Website and app data records:

************

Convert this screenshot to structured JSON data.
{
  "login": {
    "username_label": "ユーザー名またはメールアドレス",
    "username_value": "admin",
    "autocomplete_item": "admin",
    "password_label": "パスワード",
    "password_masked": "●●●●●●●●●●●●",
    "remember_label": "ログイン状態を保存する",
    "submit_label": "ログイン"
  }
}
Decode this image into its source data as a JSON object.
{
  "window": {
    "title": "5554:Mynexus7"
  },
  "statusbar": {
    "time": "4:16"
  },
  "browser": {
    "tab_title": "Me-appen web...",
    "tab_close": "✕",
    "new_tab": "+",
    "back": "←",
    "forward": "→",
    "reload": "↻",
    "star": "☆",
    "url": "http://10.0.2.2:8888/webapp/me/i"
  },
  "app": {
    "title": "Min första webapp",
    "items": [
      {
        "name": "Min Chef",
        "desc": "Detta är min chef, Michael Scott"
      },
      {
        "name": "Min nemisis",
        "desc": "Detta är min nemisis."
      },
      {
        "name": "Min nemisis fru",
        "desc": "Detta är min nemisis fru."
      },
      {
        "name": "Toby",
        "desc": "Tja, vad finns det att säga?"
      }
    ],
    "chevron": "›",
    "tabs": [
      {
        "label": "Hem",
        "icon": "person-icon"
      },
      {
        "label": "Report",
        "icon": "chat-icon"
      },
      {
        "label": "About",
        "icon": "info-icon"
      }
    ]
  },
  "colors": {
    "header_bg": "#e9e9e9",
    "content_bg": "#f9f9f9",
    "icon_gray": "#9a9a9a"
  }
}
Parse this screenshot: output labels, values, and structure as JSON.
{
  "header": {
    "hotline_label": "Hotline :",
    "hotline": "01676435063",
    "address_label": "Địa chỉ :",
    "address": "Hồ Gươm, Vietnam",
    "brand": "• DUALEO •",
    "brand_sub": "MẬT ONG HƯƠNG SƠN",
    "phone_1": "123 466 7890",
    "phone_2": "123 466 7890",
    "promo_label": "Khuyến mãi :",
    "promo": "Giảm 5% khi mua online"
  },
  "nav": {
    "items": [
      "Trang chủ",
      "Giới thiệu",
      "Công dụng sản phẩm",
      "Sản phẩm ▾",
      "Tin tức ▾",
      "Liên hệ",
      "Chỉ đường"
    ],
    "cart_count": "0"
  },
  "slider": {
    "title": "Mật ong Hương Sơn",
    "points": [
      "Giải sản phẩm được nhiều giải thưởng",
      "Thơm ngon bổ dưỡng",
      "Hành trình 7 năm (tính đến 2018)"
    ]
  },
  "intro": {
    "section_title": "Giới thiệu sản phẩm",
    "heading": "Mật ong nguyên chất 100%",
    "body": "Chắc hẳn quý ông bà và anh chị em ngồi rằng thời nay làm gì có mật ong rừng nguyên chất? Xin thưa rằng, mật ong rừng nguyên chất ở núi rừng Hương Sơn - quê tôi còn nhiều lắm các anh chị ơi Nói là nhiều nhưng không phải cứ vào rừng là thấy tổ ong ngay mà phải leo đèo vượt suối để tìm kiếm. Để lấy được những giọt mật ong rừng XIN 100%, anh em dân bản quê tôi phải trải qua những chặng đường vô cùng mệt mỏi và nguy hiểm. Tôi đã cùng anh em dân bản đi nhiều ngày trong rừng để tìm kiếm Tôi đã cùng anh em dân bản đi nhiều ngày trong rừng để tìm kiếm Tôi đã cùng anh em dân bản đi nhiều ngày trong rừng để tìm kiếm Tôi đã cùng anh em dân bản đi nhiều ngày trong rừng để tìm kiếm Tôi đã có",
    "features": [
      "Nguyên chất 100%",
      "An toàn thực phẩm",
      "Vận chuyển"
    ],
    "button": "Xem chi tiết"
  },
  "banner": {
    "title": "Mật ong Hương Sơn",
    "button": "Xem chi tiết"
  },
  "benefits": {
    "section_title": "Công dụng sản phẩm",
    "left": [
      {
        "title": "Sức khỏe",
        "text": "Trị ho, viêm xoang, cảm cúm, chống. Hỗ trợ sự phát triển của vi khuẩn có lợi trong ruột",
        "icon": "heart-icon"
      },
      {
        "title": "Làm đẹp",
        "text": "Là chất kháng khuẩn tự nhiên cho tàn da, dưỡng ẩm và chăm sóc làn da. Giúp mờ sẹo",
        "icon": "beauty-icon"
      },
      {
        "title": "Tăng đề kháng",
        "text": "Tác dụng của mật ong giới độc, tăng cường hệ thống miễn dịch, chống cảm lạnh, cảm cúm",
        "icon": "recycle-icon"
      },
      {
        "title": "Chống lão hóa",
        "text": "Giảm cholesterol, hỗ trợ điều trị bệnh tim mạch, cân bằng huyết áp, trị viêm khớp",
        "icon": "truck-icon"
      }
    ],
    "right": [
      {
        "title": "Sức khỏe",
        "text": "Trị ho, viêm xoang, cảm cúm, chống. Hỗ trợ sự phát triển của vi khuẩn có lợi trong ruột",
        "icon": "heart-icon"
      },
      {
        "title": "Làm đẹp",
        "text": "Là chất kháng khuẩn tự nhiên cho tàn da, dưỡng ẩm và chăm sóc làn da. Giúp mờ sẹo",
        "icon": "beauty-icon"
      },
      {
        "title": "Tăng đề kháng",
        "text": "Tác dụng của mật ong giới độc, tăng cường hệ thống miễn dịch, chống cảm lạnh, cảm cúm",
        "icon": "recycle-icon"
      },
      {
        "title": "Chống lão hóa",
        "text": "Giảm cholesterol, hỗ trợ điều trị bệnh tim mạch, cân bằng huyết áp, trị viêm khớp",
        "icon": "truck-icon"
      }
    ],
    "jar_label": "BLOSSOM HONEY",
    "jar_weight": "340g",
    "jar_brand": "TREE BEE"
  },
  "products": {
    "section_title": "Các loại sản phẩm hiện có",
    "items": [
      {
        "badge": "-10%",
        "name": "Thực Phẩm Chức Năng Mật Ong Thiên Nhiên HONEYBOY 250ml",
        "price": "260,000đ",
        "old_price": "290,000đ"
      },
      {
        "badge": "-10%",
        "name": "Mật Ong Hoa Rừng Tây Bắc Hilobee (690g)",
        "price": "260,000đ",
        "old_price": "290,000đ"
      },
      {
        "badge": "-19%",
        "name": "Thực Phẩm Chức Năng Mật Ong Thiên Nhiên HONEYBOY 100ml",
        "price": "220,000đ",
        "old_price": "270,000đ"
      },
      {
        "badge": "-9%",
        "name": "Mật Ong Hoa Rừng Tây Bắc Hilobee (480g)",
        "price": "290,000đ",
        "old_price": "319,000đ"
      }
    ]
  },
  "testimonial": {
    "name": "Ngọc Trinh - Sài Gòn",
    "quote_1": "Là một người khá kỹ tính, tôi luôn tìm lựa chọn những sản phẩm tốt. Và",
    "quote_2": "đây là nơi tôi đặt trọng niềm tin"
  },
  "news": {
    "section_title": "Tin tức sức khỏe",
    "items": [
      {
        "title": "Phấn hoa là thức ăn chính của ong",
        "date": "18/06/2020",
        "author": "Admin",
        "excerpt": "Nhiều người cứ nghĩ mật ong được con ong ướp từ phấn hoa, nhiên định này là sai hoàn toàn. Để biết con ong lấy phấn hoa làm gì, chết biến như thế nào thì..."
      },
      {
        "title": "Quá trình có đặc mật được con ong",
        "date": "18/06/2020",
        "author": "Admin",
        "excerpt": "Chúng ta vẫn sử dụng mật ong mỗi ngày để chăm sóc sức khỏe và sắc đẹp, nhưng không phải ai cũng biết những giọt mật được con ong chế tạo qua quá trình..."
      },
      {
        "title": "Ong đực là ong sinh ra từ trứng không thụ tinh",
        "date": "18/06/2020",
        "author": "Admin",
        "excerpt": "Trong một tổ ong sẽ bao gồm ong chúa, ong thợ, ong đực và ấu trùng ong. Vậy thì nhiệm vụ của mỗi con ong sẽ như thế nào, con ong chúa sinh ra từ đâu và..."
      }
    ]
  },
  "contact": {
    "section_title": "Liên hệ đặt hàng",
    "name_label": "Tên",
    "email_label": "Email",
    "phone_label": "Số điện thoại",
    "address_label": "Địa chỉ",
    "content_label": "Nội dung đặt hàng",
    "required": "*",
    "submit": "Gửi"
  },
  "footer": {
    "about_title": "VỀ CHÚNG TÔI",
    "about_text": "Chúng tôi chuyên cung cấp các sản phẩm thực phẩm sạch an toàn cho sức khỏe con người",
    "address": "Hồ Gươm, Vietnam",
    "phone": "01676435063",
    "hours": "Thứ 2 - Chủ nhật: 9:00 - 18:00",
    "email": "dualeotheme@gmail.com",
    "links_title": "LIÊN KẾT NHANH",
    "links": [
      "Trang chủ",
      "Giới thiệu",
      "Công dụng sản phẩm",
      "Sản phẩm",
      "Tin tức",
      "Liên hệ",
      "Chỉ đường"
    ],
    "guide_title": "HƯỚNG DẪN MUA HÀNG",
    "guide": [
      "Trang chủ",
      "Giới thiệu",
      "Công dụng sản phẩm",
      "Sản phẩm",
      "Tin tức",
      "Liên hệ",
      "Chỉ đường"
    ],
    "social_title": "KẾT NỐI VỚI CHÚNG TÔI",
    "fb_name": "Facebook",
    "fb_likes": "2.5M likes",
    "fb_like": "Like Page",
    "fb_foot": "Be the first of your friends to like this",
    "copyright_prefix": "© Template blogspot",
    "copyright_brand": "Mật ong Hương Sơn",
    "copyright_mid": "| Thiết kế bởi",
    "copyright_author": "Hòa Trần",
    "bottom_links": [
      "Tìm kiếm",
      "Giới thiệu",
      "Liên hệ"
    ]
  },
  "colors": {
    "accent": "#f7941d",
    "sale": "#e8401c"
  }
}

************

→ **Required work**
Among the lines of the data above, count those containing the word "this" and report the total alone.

→ **Response area**
4